Research at The Fire Economics & Management Laboratory is engaged in a variety of unique research efforts. Current and recent projects are summarized below and many have links to working papers or to formal publications.
In 2002 the federal government embarked on replacing the national fire preparedness budgeting and planning systems (NFMAS and FIREPRO) with a new system known as FPA. FPA is an interagency performance based planning and budgeting model. The first phase of FPA, known as FPA-PM (preparedness module) is to model initial attack and fire use resource use, performance and the budgets needed for increasing levels of performance. The FPA-PM is an economic-based model and the economics of FPA-PM have been designed here at the Fire Economics Laboratory. Additional information on FPA can be obtained at http://fpa.nifc.gov/. For detailed information on the Fire Economics Laboratory Projects supporting FPA click on the Fire Program Analysis tab.
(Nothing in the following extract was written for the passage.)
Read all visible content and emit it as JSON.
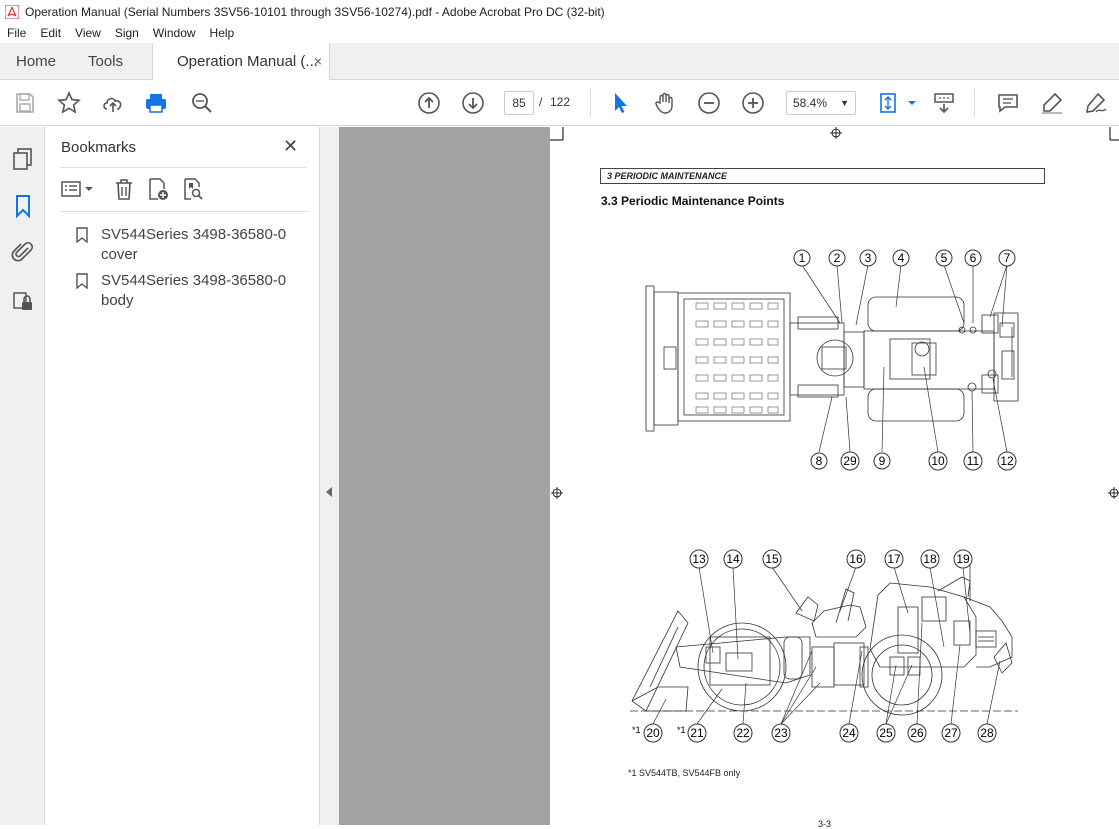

As part of the McIntire-Stennis forestry research program in the College of Natural Recourses and the Department of Forest, Rangeland and Watershed Stewardship, we recently completed an evaluation of fuels treatment along Colorado’s Front Range. This study consisted of a major survey of residents in Larimer and Boulder Counties to estimate their willingness to pay for different types of fuels treatments. This was the first study to compare willingness to pay for residents of the wildland urban interface (WUI) with urban residents. Estimates from the study show that WUI residents were willing to pay more than urban residents and that residents of Boulder County were willing to pay more than residents of Larimer Counts. Full study results by Howell, Rideout and Reich are in preparation for publication.
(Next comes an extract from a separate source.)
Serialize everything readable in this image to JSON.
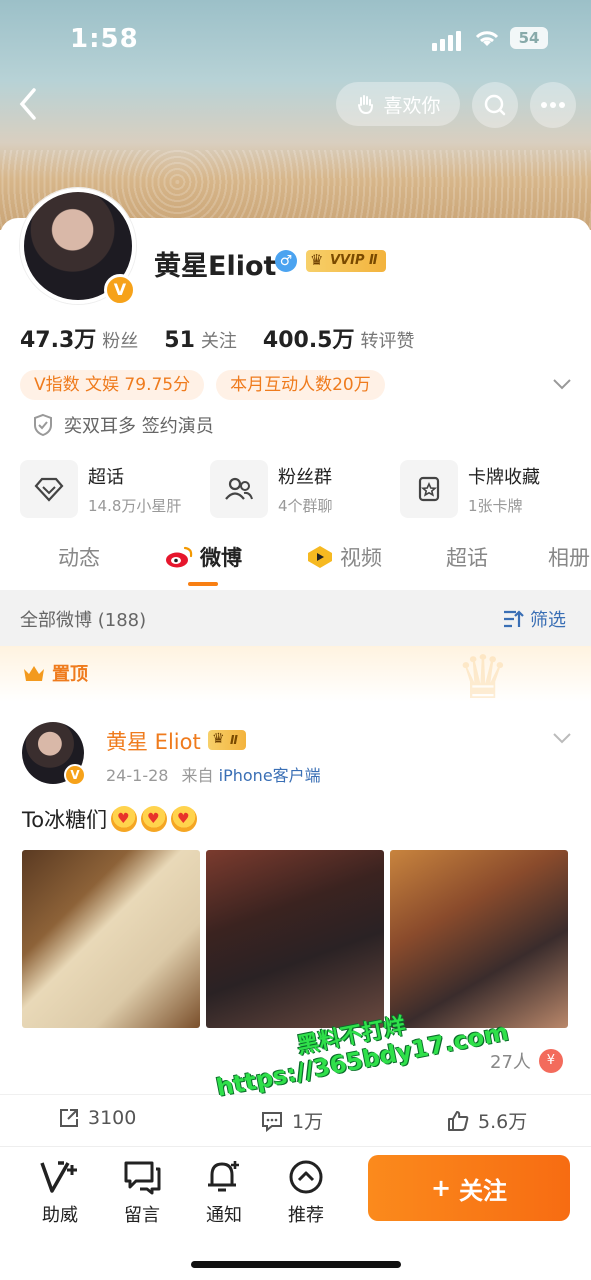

The Black Hills project aims to estimate relationships between fuels management options and wildfire occurrence and intensity on the Black Hills National Forest (BHNF). We aim to establish statistically valid relationships between fuel loads and forest management strategies, as well as between fuels management and fire frequency and intensity. These relationships will be addressed at various scale levels. Scale levels will depend on the scale of the data available, but may include the stand and watershed level. Establishing these relationships will enhance the understanding of the impacts that management may have on wildfire.
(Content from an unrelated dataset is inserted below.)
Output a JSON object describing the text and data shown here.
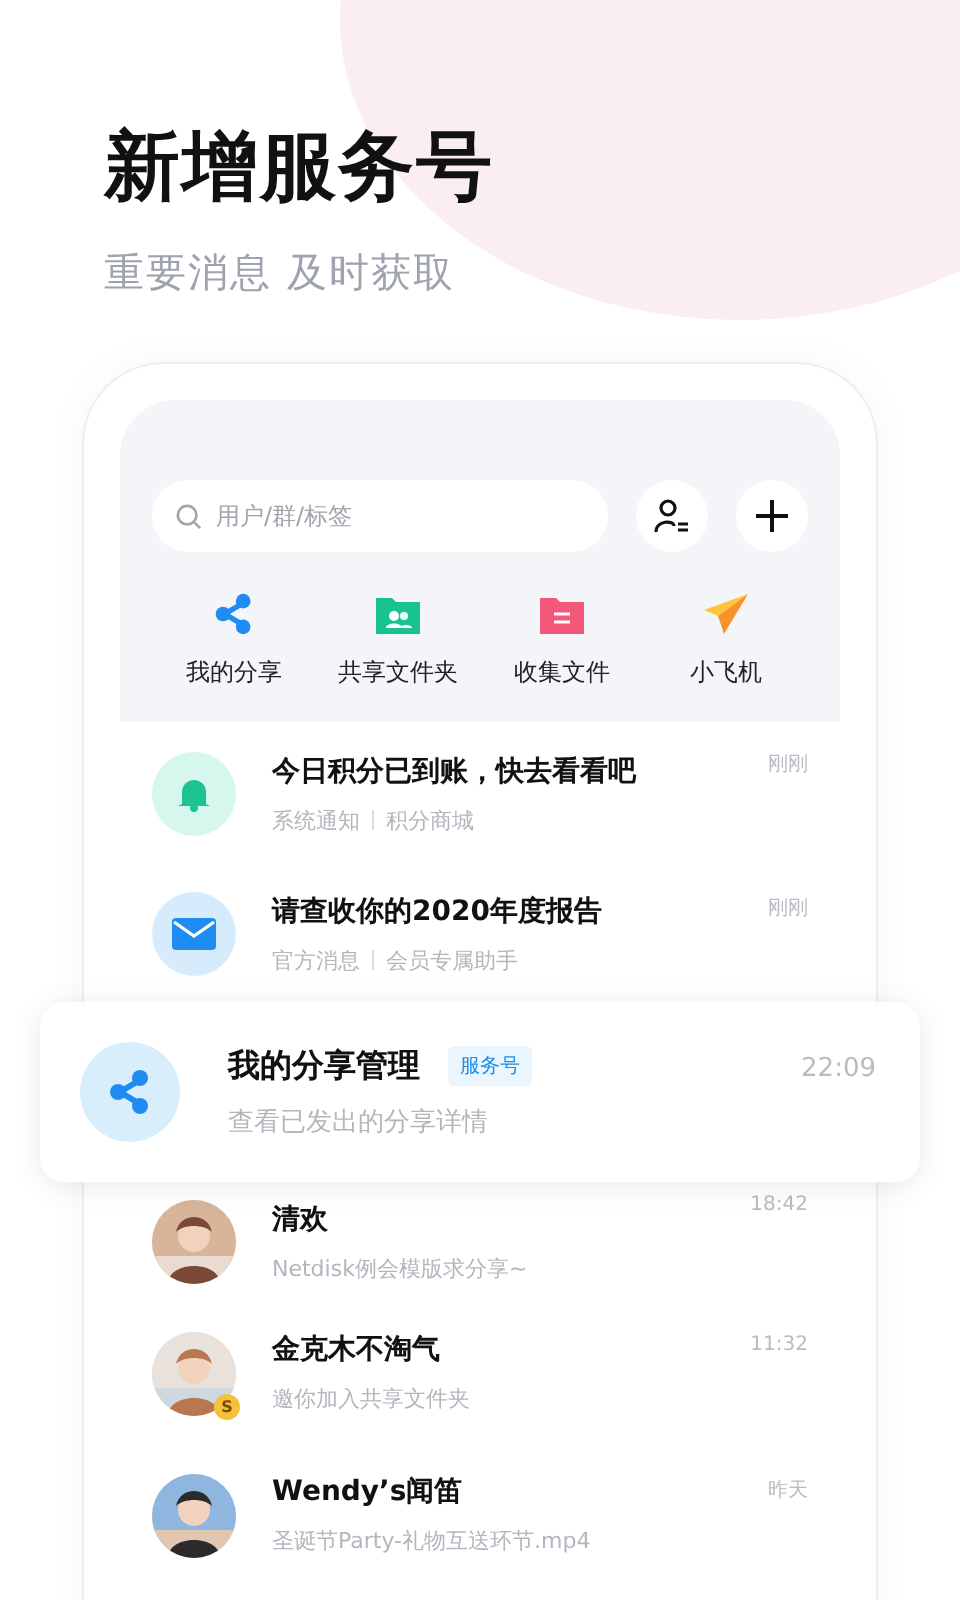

There is an extensive amount of data available for the BHNF, some of which dates as far back as the 1950’s. In part, we have collected historical data on wildfire, prescribed burning, and thinning activities, as well as data on current fuel loading, weather, vegetation types/ structure, and topographic variables. At this time we are working on developing regressions relating current fuel loads to previous management activities and disturbances, as well as physical aspects of the area. We are also developing a wildfire risk function to predict risk based on predicted current fuel loads, past management activities and physical aspects. This is a cooperative research study involving Doug Rideout, Robin Reich, and Susan Howell from CSU and Evan Mercer and Jeff Prestemon from the USDA Forest Service Southeast Station in North Carolina.